--- DATASET RECORDS ---

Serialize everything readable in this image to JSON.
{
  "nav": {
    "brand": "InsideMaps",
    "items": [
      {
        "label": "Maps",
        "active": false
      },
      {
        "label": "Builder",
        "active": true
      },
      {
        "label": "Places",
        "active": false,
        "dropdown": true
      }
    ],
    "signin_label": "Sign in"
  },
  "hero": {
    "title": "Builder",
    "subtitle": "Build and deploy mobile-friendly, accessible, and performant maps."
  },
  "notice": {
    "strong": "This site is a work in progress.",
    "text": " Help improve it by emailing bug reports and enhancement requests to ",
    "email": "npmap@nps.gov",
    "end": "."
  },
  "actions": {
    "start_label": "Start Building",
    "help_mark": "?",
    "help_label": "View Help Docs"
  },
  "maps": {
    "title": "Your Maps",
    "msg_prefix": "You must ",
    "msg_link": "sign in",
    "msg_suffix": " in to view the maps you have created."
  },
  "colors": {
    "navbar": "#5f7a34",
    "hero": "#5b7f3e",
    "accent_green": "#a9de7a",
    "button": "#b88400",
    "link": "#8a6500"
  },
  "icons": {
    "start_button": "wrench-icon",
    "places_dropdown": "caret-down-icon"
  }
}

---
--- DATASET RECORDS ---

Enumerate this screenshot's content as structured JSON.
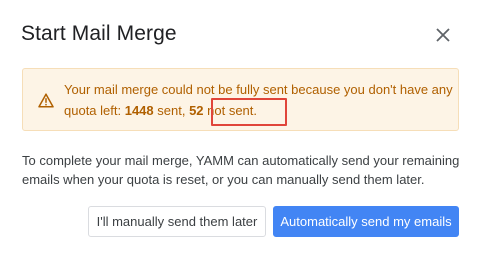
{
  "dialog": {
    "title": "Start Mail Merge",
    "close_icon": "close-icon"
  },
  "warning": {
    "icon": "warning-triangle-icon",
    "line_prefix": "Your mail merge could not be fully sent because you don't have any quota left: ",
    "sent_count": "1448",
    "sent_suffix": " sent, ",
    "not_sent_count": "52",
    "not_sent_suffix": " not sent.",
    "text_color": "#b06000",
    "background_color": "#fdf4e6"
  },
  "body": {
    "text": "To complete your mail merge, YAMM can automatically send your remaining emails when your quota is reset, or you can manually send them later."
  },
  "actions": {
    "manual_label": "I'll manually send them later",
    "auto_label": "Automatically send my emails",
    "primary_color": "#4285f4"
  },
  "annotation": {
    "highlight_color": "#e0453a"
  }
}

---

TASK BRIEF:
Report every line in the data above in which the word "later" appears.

ANSWER SECTION:
    "text": "To complete your mail merge, YAMM can automatically send your remaining emails when your quota is reset, or you can manually send them later."
    "manual_label": "I'll manually send them later",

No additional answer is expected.